I am often asked this question and I have to say that I love shortcut myself because I live in America with two teenagers, a 24/7 job and lead a very busy life. Whenever I can use shortcuts and not compromise on taste I do so and I teach my tricks to others but when it comes to “Umami”–that deep and evasive flavor and intensity that every chef struggles to develop–there is magic involved and not so many shortcuts.
I always tell my customers if you go for Italian and as soon as you open the door of a restaurant and it reeks of garlic, run away! If you want Japanese and all you can smell is seaweeds, do the same.
Umami is achieving a flavor in the combination of a spoonful that goes into your mouth that creates the “je ne sais quoi”- I can’t point out the flavor sensation.
It is tough to learn. I have trained Cordon Bleu Chefs who are solid bakers and know the basics of French or Italian soups, sauces, etc. and can’t achieve Umami.
If you are well versed in spices and flavors and have the audacity to experiment and fail, or if had a grandmother like mine who was a magician in the kitchen, you have a palette that lends itself to taking on such an adventure.
That said, we are talking about shortcuts and a few things are considered “fairy dust” when it come to the kitchen. For me Saffron which is worth as much gold per ounce is one of those ingredients. Recently I read in an article that the Western world has finally caught up with Fennel Pollen and it brought a smile to my face because that’s exactly what I do when I want to put a twist on something. They discovered that Fennel is a flavor booster. Yes ladies and gentlemen, don’t use MSG, use fennel pollen. Use saffron and even though expensive, a little goes a long way if you use high grade, really red saffron.
There are other shortcuts too but you have to first visit me at Harvard Cookin'g Girl for San Diego’s Best Cooking:)
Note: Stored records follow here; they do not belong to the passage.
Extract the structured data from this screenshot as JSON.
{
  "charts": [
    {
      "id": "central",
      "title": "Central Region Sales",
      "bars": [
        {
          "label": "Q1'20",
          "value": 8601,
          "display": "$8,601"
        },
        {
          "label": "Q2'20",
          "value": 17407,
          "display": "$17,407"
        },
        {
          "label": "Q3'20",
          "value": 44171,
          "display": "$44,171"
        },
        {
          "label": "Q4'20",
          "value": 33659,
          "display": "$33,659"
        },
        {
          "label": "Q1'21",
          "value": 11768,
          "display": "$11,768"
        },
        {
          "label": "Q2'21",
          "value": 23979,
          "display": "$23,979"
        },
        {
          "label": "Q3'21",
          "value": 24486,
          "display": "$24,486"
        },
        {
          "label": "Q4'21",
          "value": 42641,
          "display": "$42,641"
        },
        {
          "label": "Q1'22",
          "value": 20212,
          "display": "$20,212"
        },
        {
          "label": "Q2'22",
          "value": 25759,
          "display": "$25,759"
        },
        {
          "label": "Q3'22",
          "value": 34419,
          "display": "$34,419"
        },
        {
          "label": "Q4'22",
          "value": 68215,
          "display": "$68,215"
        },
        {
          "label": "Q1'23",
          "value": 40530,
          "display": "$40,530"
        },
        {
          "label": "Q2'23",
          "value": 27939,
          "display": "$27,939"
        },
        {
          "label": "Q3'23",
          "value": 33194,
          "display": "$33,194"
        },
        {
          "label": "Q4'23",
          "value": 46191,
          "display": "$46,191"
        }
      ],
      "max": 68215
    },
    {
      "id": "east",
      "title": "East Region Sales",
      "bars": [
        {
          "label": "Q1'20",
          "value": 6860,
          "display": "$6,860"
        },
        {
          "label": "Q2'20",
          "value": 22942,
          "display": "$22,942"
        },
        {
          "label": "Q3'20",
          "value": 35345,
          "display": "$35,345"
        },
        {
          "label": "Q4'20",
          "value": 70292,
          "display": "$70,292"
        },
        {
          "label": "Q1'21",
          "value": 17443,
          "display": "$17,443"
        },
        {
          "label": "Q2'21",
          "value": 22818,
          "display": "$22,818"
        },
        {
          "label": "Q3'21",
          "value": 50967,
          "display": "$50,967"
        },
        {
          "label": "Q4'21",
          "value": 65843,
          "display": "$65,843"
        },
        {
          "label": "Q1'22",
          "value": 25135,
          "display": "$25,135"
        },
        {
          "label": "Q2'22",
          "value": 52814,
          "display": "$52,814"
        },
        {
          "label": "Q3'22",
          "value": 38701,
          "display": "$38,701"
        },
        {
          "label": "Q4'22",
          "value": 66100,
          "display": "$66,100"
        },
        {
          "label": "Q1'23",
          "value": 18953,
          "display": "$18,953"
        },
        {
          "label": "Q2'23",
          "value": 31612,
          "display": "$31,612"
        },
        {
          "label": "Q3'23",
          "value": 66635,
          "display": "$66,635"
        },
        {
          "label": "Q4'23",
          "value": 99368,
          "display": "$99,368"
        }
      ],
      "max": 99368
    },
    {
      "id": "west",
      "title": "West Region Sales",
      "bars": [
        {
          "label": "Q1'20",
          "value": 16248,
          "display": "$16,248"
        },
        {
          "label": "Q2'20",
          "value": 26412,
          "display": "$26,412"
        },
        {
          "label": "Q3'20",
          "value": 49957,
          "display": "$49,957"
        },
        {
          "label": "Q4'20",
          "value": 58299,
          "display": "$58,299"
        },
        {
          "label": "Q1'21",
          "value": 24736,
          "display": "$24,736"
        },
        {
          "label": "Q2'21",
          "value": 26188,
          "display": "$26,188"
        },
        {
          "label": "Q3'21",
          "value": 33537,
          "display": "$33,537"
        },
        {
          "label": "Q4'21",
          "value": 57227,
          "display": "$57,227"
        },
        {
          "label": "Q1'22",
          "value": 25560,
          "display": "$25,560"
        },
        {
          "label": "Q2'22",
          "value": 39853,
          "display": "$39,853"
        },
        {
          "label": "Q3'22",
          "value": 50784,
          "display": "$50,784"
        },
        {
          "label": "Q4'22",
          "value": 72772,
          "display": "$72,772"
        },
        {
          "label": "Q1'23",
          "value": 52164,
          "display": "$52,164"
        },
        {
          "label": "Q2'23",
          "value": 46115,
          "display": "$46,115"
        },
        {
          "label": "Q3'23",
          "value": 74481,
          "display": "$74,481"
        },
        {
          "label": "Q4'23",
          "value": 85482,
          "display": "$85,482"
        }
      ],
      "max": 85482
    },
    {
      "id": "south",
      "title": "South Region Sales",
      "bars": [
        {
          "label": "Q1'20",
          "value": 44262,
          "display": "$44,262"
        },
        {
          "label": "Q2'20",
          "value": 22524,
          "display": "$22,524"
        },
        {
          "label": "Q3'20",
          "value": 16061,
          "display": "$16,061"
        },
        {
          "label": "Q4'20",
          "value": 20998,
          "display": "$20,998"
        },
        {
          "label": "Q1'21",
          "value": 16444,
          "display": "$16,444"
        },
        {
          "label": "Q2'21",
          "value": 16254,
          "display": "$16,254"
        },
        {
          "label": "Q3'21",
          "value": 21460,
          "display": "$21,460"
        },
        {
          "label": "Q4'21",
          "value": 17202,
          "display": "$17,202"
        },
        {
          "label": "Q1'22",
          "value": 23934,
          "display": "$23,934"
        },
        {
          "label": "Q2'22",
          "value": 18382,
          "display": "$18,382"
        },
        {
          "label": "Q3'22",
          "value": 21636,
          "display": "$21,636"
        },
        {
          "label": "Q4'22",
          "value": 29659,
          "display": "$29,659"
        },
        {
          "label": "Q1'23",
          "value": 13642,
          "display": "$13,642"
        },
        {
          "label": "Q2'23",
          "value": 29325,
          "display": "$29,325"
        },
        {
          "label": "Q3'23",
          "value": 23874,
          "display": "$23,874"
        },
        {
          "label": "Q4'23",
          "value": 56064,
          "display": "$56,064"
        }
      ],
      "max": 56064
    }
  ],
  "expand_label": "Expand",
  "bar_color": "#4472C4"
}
Bibi Kasrai earned her MBA from Harvard Business School and was a high level fundraising executive. She left her career to follow her passion of cooking and teaching and founded Harvard Cookin' Girl.